this pic is a view from a Texas state park under a spiderweb
—– Forwarded Message —-
From: Dennis Gissell <Dennis.Gissell@tpwd.state.tx.us>
Sent: Wed, January 23, 2013 1:39:17 PM
Subject: Response to your request for information
Dear Sir or Madame:
Thank you for visiting the Texas Parks and Wildlife Department (TPWD) website and for asking about the impacts of oil and gas developments on wildlife and hunting. There are several areas of the state experiencing increased or expanded development of oil and gas. One of the most notable areas of recent oil and gas development for example, may be the Eagle Ford Shale area in south Texas, an area approximately 50 miles north to south and 400 miles from west to east in Texas. This area runs roughly from Web County in the southwest part of the state, and east-northeastward to Brazos County. The portion of the Eagle Ford Shale that is south of San Antonio has historically been very popular for deer, dove and quail hunting. We know that oil and gas development in that area has increased dramatically in the last three years, according to Rail Road Commission data on drilling permits. We are aware of no studies related to impacts on wildlife or hunting in this area, but we can offer the following observations:

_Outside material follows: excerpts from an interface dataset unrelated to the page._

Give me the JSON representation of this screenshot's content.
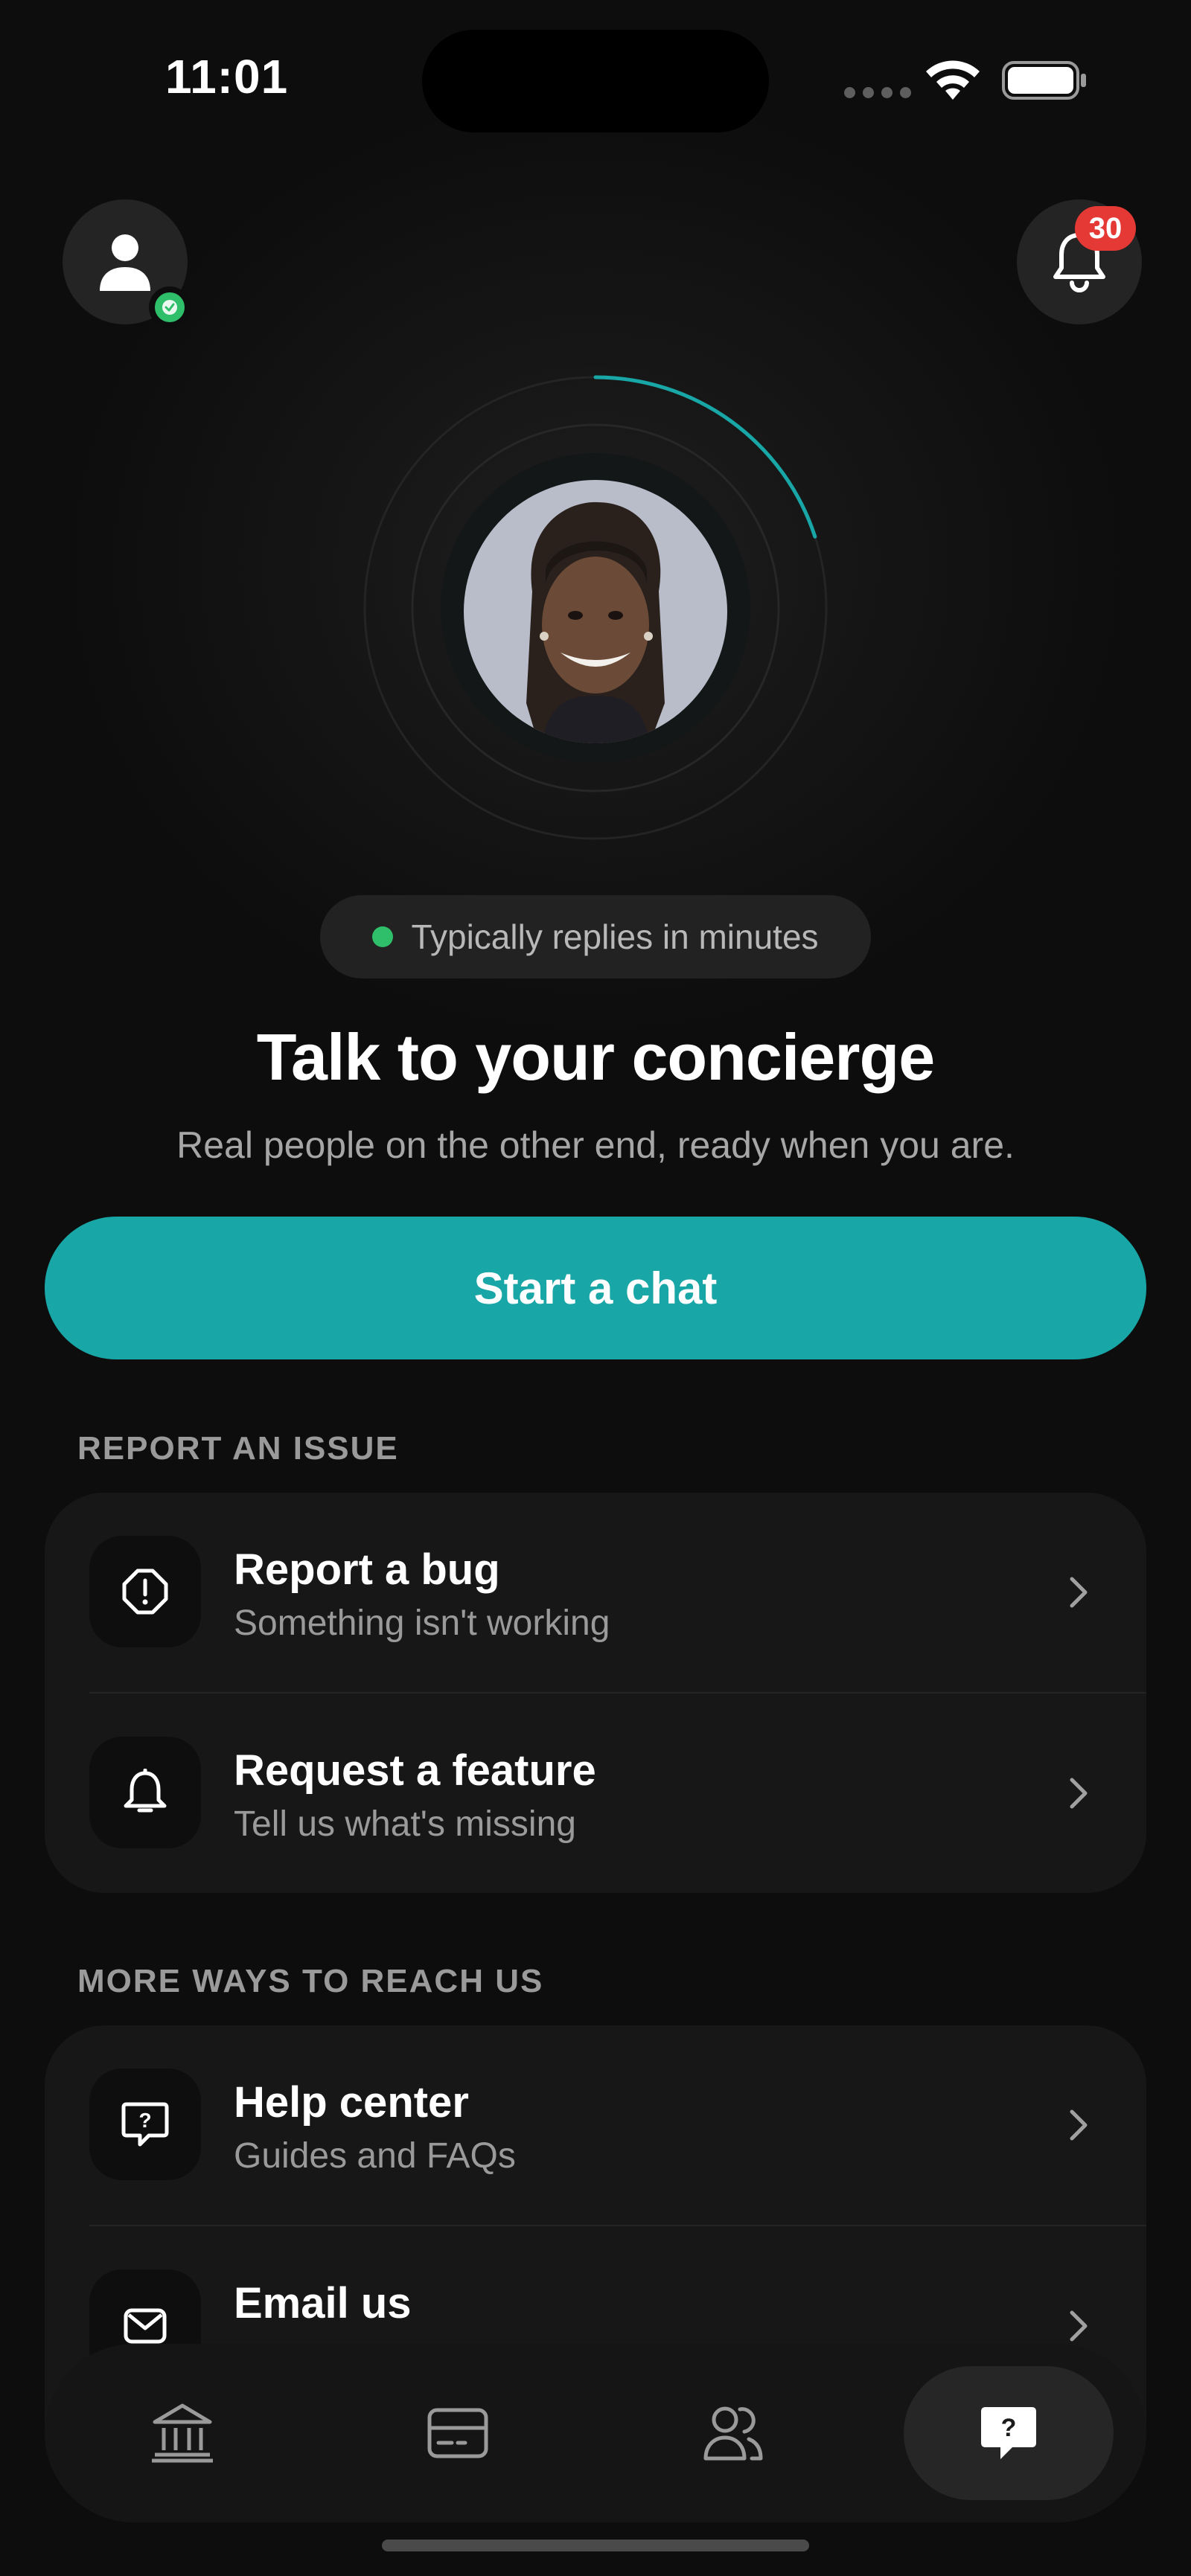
{
  "status_bar": {
    "time": "11:01",
    "icons": [
      "cellular-signal-icon",
      "wifi-icon",
      "battery-icon"
    ]
  },
  "header": {
    "profile_icon": "person-icon",
    "verified_badge_icon": "check-icon",
    "notifications_icon": "bell-icon",
    "notification_count": "30"
  },
  "concierge": {
    "status_text": "Typically replies in minutes",
    "status_color": "#2fbf6a",
    "progress_ring_color": "#18a6a6",
    "progress_fraction": 0.2,
    "title": "Talk to your concierge",
    "subtitle": "Real people on the other end, ready when you are.",
    "cta_label": "Start a chat",
    "accent_color": "#18a6a6"
  },
  "report_section": {
    "label": "REPORT AN ISSUE",
    "items": [
      {
        "title": "Report a bug",
        "subtitle": "Something isn't working",
        "icon": "alert-octagon-icon"
      },
      {
        "title": "Request a feature",
        "subtitle": "Tell us what's missing",
        "icon": "bell-outline-icon"
      }
    ]
  },
  "more_section": {
    "label": "MORE WAYS TO REACH US",
    "items": [
      {
        "title": "Help center",
        "subtitle": "Guides and FAQs",
        "icon": "question-bubble-icon"
      },
      {
        "title": "Email us",
        "icon": "mail-icon"
      }
    ]
  },
  "tab_bar": {
    "tabs": [
      {
        "icon": "bank-icon",
        "active": false
      },
      {
        "icon": "card-icon",
        "active": false
      },
      {
        "icon": "people-icon",
        "active": false
      },
      {
        "icon": "help-chat-icon",
        "active": true
      }
    ]
  }
}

–Vehicle traffic and development in the area around Cotulla and Carrizo Springs have increased dramatically, as a direct result of increases in drilling.

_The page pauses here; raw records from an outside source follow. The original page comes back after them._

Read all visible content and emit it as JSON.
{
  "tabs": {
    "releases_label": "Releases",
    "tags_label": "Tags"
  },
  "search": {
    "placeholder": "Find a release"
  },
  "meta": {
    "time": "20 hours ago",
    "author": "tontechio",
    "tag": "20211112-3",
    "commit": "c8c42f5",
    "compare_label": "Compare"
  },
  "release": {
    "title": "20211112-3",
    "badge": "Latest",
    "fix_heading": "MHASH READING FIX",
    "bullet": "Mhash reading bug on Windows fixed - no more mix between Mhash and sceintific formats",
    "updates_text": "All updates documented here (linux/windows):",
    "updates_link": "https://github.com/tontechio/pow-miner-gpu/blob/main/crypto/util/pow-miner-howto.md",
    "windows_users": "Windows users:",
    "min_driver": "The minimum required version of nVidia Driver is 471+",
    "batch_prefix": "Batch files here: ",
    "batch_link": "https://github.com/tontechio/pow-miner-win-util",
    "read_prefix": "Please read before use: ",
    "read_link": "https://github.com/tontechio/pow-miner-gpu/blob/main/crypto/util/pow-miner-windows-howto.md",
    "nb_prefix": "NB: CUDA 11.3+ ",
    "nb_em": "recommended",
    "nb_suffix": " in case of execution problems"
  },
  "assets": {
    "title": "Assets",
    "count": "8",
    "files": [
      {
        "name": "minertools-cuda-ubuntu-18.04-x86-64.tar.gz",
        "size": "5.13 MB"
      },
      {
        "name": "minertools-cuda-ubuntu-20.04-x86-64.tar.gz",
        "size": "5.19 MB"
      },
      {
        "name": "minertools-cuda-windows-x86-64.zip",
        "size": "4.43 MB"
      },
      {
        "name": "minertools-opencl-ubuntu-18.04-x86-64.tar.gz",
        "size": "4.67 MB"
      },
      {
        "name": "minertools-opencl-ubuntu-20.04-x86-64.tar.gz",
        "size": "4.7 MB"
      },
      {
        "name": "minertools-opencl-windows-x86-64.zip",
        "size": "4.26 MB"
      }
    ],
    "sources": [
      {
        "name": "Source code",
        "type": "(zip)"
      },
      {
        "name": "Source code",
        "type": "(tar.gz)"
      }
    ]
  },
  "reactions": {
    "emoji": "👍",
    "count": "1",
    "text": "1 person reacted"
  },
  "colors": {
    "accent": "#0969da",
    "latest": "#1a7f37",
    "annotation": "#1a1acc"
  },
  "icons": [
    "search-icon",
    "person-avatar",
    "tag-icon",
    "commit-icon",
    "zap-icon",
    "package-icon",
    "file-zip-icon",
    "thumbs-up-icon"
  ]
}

–Drilling of wells and development of associated infrastructure such as roads, pipelines, tank batteries, processing facilities and powerlines cause increased fragmentation of habitat.
–Landowners who own the minerals under their land stand to gain increased value and income from oil and gas exploration and royalties. Increased income from oil and gas royalties may or may not affect the way landowners choose to lease their land for hunting.
–Landowners who do NOT own the minerals under their land, who are experiencing oil and gas development, and who wish to continue to lease for hunting, may face new challenges related to oil and gas development, including increased demand and costs for lodging, food and other services required by hunters. Also, those ranches that have been traditionally leased for hunting may now have daily oil and gas truck traffic within their boundaries, creating traffic disturbances that could affect hunting activities.
Please let us know if we may provide additional information or assistance.
Texas Parks and Wildlife Department